There's a room at one end of the company with several computers in it for beta-testing. It's better to come for two weeks at a time rather than just one, since you spend the first week getting to know the game and getting to know how to write bug reports.
there's a kitchen sink At Lionhead there's a kitchen sink, a fridge, a kettle, and a self-service tuck shop for junk food. There's a Tesco supermarket in fifteen minutes walking distance in case you want to eat something healthy.
Guildford is a beautiful city. There are neat sites to see: the cathedral, the university, the castle. There's a big fitness center to the East of the city, an outdoor fitness center near Lionhead, and a gym at the university.
I cycled from my city-center bed-and-breakfast each day. The journey was fifteen minutes. There are buses as well. You might find these maps helpful:
For accommodation during vacation-time you might like to try with the University accommodation office at seventeen pounds a night. (Tell them you're a visiting student or something). Otherwise, there are lots of Bed & Breakfasts starting at about fifteen pounds a night. I stayed at Mr. Parson's Bed and Breakfast which was clean and spacious and had a lovely over the park and castle.
If you're a programmer and Peter finds out he might well set you some little programming challenges. The standard is very high! When you've written something, and Jonty comes to check it out, and tells you that he accomplished the same thing using two bytes storage and ten instructions, you'll be amazed at his solution.
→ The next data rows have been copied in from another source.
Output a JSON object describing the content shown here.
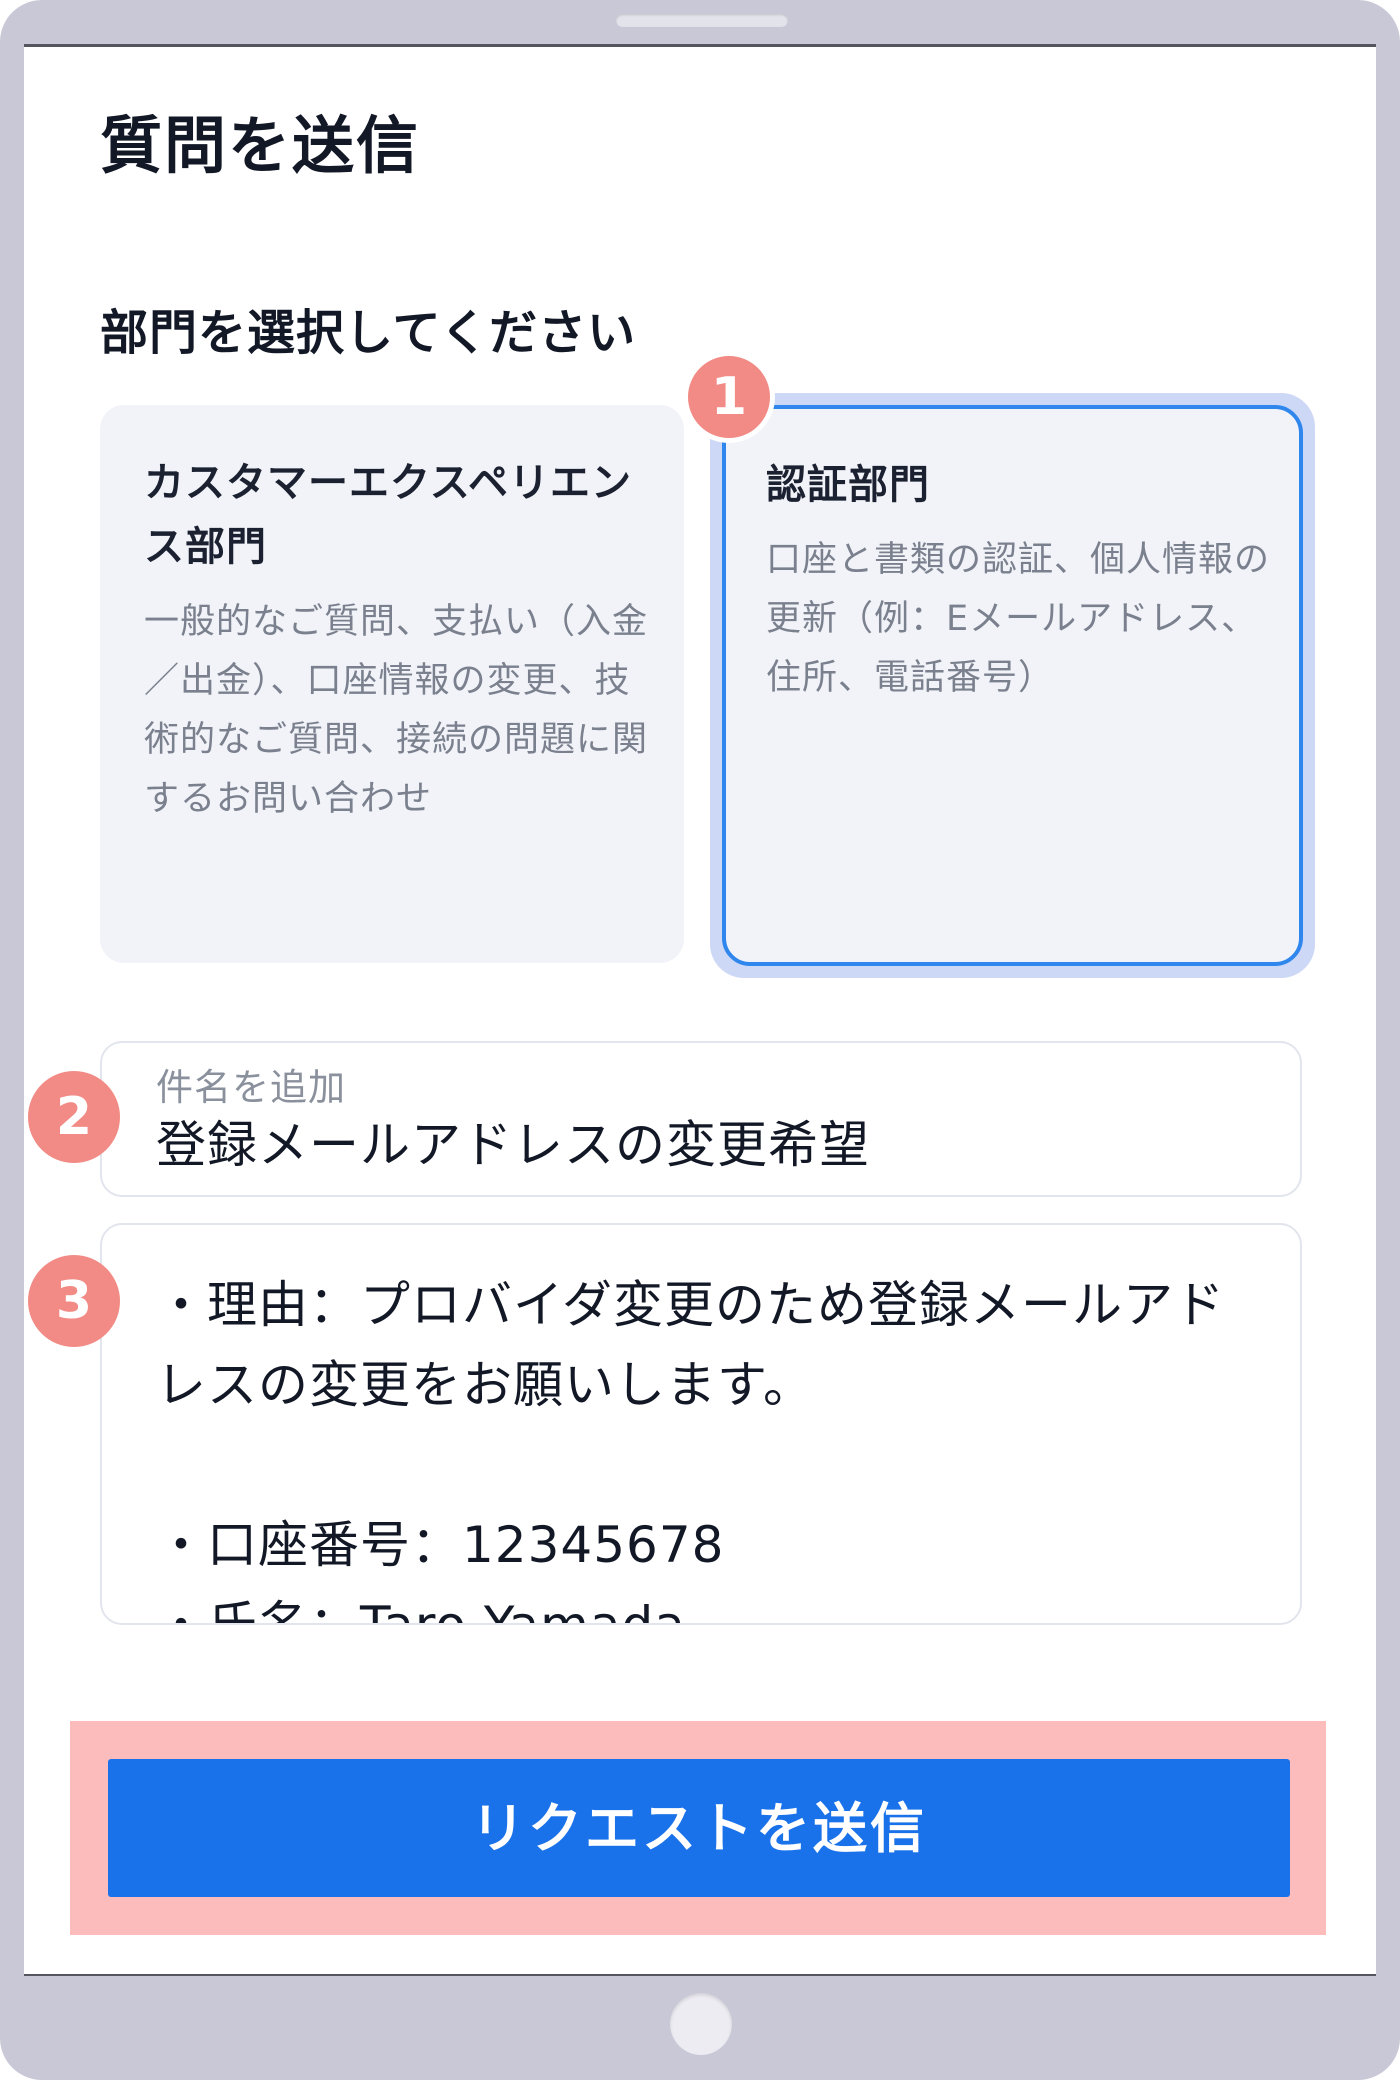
{
  "page": {
    "title": "質問を送信",
    "section_title": "部門を選択してください"
  },
  "departments": [
    {
      "title": "カスタマーエクスペリエンス部門",
      "description": "一般的なご質問、支払い（入金／出金）、口座情報の変更、技術的なご質問、接続の問題に関するお問い合わせ",
      "selected": false
    },
    {
      "title": "認証部門",
      "description": "口座と書類の認証、個人情報の更新（例：Eメールアドレス、住所、電話番号）",
      "selected": true
    }
  ],
  "subject": {
    "label": "件名を追加",
    "value": "登録メールアドレスの変更希望"
  },
  "message": {
    "value": "・理由：プロバイダ変更のため登録メールアドレスの変更をお願いします。\n\n・口座番号：12345678\n・氏名：Taro Yamada"
  },
  "submit": {
    "label": "リクエストを送信"
  },
  "badges": [
    "1",
    "2",
    "3"
  ],
  "colors": {
    "accent": "#1a72ea",
    "selected_border": "#2f87ee",
    "badge": "#f28b85",
    "highlight": "#fcbcbc"
  }
}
I'd just like to put in some personal thanks. Andy was a fun person to work with even though he kept killing me in Quake. Everyone at the company was friendly and patient and willing to spend time to tell me what they were working on.